#### PROVIDED MATERIAL

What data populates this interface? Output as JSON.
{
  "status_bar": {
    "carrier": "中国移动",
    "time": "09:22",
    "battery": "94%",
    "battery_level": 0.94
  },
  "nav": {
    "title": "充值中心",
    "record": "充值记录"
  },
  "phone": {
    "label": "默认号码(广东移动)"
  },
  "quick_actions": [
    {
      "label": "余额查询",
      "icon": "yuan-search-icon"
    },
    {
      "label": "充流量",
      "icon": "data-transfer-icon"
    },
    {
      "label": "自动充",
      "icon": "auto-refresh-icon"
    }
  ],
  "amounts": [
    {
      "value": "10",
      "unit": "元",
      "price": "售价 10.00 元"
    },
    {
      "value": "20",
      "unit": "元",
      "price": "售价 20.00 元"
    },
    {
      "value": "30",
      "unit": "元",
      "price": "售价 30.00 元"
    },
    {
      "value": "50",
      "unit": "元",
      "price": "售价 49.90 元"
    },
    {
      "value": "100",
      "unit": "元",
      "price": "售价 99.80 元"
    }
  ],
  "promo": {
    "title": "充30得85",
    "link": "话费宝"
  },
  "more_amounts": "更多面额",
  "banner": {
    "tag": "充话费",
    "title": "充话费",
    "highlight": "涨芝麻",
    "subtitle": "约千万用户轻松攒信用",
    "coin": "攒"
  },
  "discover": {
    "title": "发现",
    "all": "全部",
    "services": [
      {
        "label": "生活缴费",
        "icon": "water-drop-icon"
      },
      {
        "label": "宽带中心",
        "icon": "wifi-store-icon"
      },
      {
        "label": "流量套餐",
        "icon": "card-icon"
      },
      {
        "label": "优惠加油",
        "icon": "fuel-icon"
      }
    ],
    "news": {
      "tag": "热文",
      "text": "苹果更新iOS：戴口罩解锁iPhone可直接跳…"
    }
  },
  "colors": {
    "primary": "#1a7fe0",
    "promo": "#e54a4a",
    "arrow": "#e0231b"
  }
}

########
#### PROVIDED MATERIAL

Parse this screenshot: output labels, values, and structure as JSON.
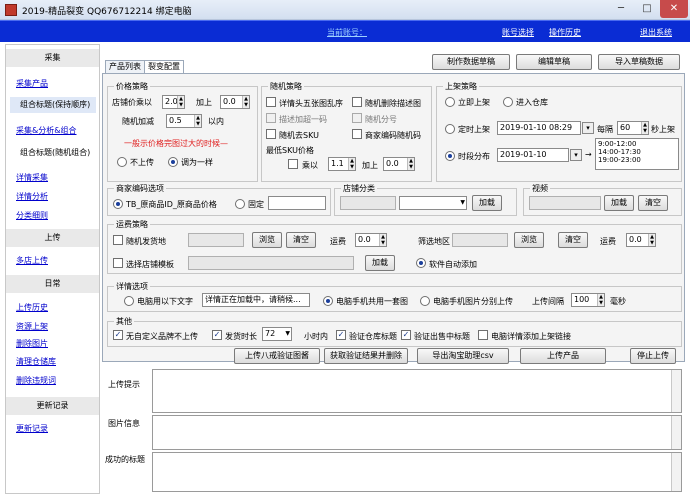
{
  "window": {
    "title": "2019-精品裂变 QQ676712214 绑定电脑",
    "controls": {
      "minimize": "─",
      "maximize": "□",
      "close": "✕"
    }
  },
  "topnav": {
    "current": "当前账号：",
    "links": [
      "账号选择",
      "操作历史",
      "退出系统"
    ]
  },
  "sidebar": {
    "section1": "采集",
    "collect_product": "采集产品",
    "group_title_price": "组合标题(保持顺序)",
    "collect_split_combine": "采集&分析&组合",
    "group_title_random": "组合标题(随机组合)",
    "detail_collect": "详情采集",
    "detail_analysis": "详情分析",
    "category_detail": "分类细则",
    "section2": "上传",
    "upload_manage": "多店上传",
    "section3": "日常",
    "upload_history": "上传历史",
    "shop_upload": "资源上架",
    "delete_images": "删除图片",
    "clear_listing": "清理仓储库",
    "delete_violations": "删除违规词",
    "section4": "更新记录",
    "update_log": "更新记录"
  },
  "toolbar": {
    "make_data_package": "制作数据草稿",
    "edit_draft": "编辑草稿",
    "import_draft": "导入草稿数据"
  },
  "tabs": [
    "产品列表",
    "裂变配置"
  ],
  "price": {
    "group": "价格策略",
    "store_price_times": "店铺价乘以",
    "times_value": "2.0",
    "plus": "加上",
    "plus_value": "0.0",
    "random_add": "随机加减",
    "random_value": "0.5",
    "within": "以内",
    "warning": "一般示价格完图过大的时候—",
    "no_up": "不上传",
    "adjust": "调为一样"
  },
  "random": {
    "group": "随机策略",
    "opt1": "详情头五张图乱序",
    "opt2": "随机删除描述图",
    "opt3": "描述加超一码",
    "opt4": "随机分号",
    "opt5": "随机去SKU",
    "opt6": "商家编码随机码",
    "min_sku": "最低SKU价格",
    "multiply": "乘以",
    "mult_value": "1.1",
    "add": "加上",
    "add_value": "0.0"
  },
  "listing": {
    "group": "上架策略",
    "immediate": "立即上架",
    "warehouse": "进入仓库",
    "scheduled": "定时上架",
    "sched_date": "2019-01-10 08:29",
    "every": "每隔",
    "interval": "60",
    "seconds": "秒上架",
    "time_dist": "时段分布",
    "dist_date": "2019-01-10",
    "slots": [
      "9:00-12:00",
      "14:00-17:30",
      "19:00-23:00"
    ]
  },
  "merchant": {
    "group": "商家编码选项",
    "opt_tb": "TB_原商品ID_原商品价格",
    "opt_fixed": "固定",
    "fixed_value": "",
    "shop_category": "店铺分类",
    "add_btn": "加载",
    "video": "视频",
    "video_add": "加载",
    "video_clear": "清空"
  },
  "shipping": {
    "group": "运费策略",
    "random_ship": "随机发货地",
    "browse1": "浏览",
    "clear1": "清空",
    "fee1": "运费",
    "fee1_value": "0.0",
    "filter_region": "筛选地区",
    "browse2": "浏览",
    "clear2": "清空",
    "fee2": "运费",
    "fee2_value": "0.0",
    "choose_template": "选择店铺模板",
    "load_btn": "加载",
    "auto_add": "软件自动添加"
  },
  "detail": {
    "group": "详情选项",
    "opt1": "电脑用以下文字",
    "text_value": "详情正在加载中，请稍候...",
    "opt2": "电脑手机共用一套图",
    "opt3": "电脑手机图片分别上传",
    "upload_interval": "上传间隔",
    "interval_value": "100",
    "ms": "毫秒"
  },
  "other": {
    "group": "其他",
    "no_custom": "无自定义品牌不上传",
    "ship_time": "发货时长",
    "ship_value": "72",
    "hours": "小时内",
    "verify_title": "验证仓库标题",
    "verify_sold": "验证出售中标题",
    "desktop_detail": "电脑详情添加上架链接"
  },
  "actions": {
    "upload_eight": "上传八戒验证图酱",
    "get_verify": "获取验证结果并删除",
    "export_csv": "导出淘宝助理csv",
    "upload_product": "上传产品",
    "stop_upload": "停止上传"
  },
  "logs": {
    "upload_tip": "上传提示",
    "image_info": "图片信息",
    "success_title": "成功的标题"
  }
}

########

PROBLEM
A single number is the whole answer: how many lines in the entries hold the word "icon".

ANSWER
7